Nonergonomic! Footbinding Circa 2003
Radiographic Evaluation of Hallux Valgus
Hallux valgus is a common foot disorder of several etiologies, which can lead to significant foot pain and deformity. Little has been published in the radiographic literature about the pre- and postoperative radiographic findings of this very common and very treatable cause of foot pain.

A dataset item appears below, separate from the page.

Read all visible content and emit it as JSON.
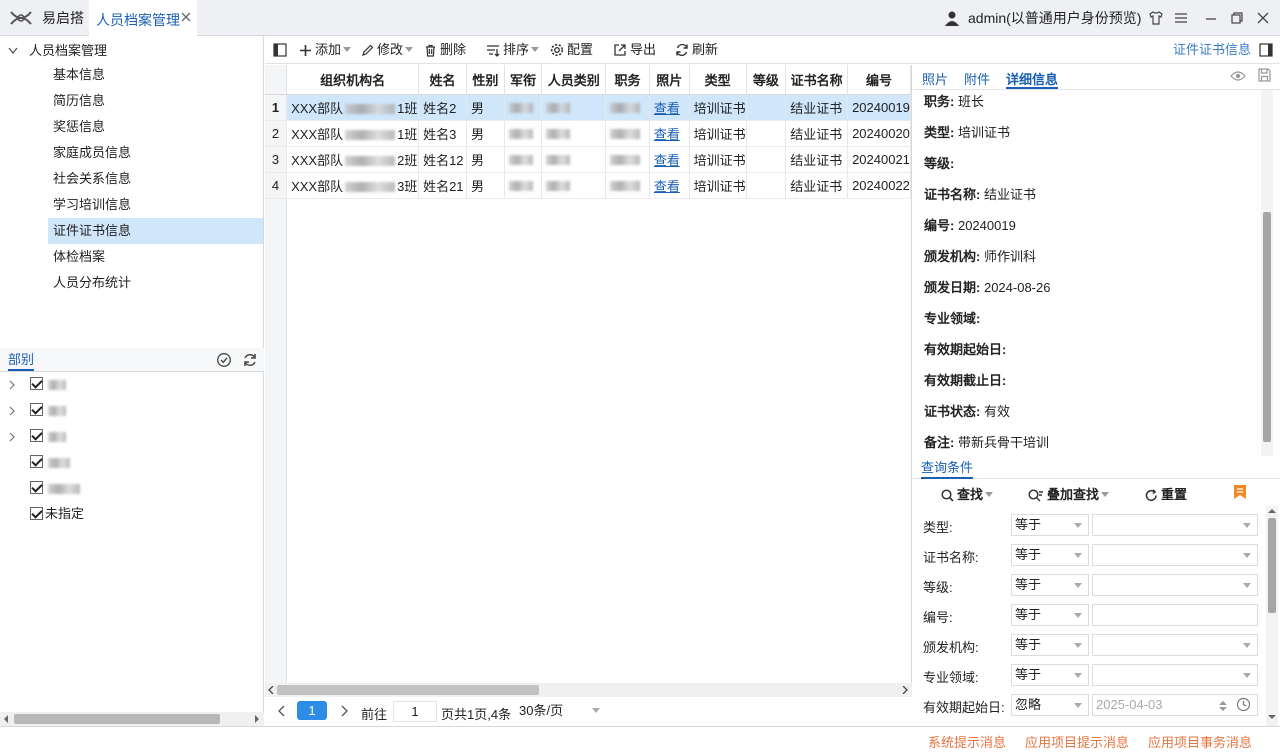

The term hallux valgus denotes deviation of the great toe toward the fibular border of the foot. Hallux valgus is not synonymous with bunion, which is derived from the same root as "bun" or "bunch", and means an area of swelling. In connection with the foot, bunion usually refers to the prominent medial portion of the first metatarsal head and especially to the bursa or a bursa plus osteophyte over it, when this exists. A bursa and/or osteophyte may or may not accompany hallux valgus.
The etiology of hallux valgus is somewhat controversial. Some cases are congenital, perhaps secondary to a sloping surface of the first tarsometatarsal joint. When this joint is hypermobile, with or without the normal angle, it is often referred to as an "atavistic" tarsometatarsal joint. Other cases are almost certainly due to environmental factors, such as poorly fitting footwear. The fashionable shoes worn by many women are more constraining than the shoes worn by men and are felt by many authors to be the etiologic factor in most cases of hallux valgus. This would help to explain the 10:1 ratio of females to males seen with this disorder. (emphasis added)

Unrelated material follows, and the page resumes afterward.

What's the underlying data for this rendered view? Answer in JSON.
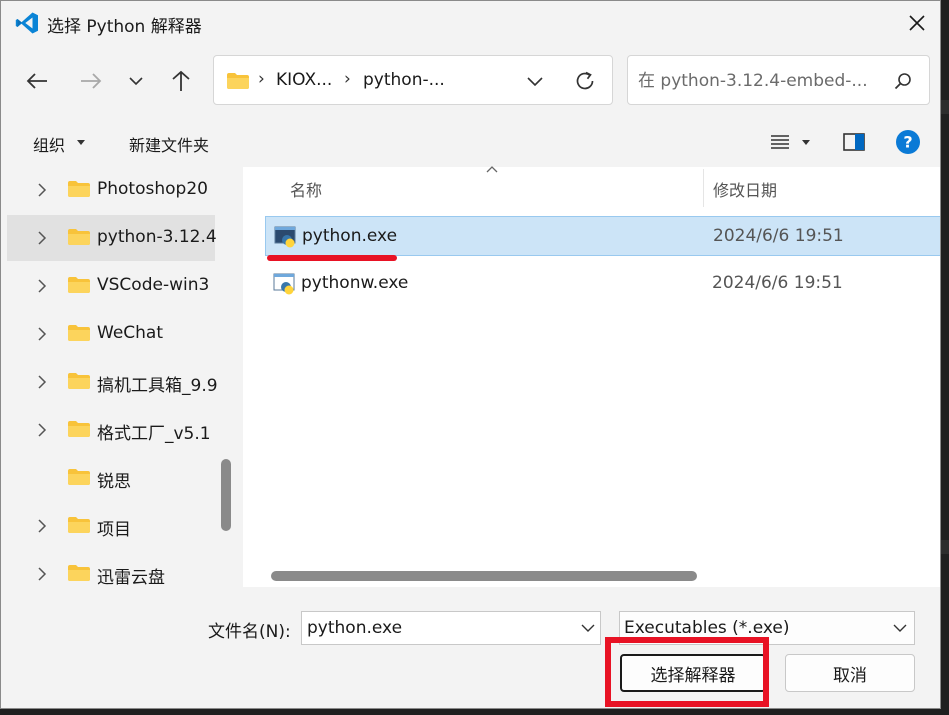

The ancient Chinese practice of footbinding was responsible for untold suffering endured by women in Chinese society. Thankfully that chapter in history is over.

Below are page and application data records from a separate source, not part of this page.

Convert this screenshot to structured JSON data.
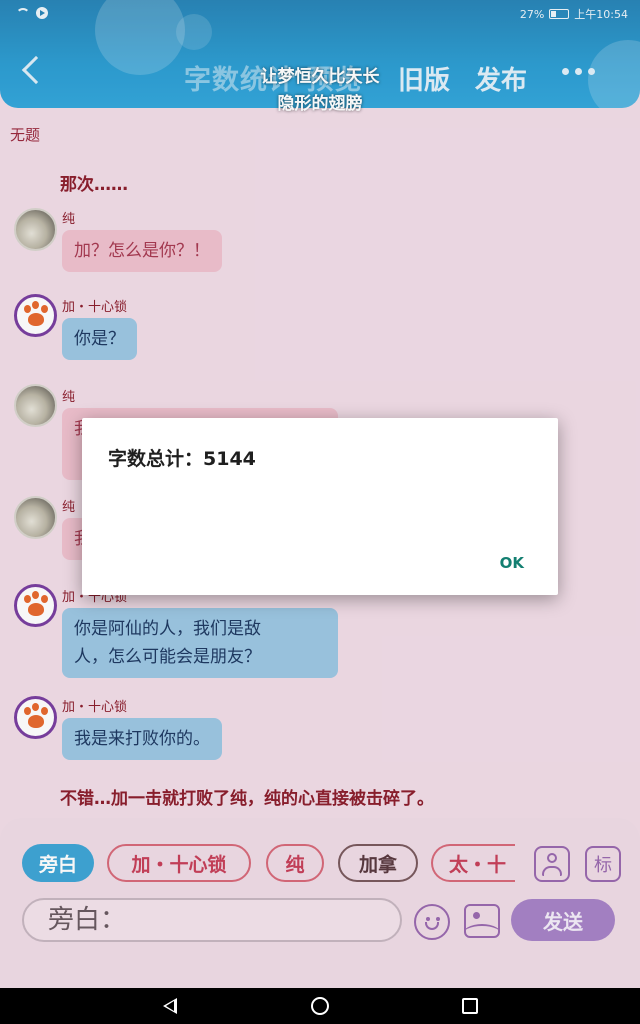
{
  "status_bar": {
    "battery": "27%",
    "time": "上午10:54",
    "battery_level": 0.27
  },
  "header": {
    "title_faded": "字数统计  预览",
    "tab_old": "旧版",
    "tab_publish": "发布"
  },
  "toast": {
    "line1": "让梦恒久比天长",
    "line2": "隐形的翅膀"
  },
  "story": {
    "title": "无题",
    "narration_1": "那次……",
    "messages": [
      {
        "speaker": "纯",
        "text": "加？怎么是你？！"
      },
      {
        "speaker": "加・十心锁",
        "text": "你是？"
      },
      {
        "speaker": "纯",
        "text": "我"
      },
      {
        "speaker": "纯",
        "text": "我"
      },
      {
        "speaker": "加・十心锁",
        "line1": "你是阿仙的人，我们是敌",
        "line2": "人，怎么可能会是朋友？"
      },
      {
        "speaker": "加・十心锁",
        "text": "我是来打败你的。"
      }
    ],
    "narration_2": "不错…加一击就打败了纯，纯的心直接被击碎了。"
  },
  "dialog": {
    "title": "字数总计：5144",
    "ok": "OK"
  },
  "composer": {
    "chips": [
      "旁白",
      "加・十心锁",
      "纯",
      "加拿",
      "太・十"
    ],
    "input_value": "旁白：",
    "send": "发送",
    "label_icon": "标"
  }
}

Or is it?
What is the modern practice of forcing womens' feet into pointy-toed shoes with 3" heels, except a "kinder, gentler" form of footbinding? Long term wearing of pointy-toed high-heeled shoes permanently deforms womens' feet, even crippling their wearers, just as surely as footbinding once did. Any difference is merely one of degrees, not intended visual effect.
We moderns are not nearly as enlightened or progressive as we like to imagine. Knowledgeable historians are well aware of this embarrassing reality. Footbinding was merely a more extreme version of the same foot fetishism that dictates womens' shoe designs in 2003. Now, as then, many women acquiesce. Knowing they will be devalued in sexual attractiveness if they fail to "toe the line," many modern women chose excruxiating physical deformity rather than be caught dead with "sensible shoes" on their feet.
Women who can't bring themselves to give up high heels may want to opt for open-toed sandals instead of pointy-toed pumps. (See Illustration: Designer Sandals) The worst harm to womens' feet is apparently inflicted by the enclosed toe portion of high-heeled shoes. (See Illustration: Designer Pumps) Sandals at least allow their toes to stretch out somewhat, making the best of an ergonomically unhealthy circumstance.
-- Bevin Chu
Explanation: Radiographic Evaluation of Hallux Valgus
Illustration(s): Designer Shoes. 25 year old Female Normal Feet No Shoes. Same Patient in Shoes with 3 inch Heels. No High Heels! Designer Sandals. Designer Pumps
Author(s): Michael L. Richardson, M.D., Sigvard T. Hansen, M.D., Ray F. Kilcoyne, M.D.
Affiliation: Departments of Radiology and Orthopaedic Surgery, University of Washington
Publication Date: October 11, 2001
Original Language: English
Editor: Bevin Chu, Registered Architect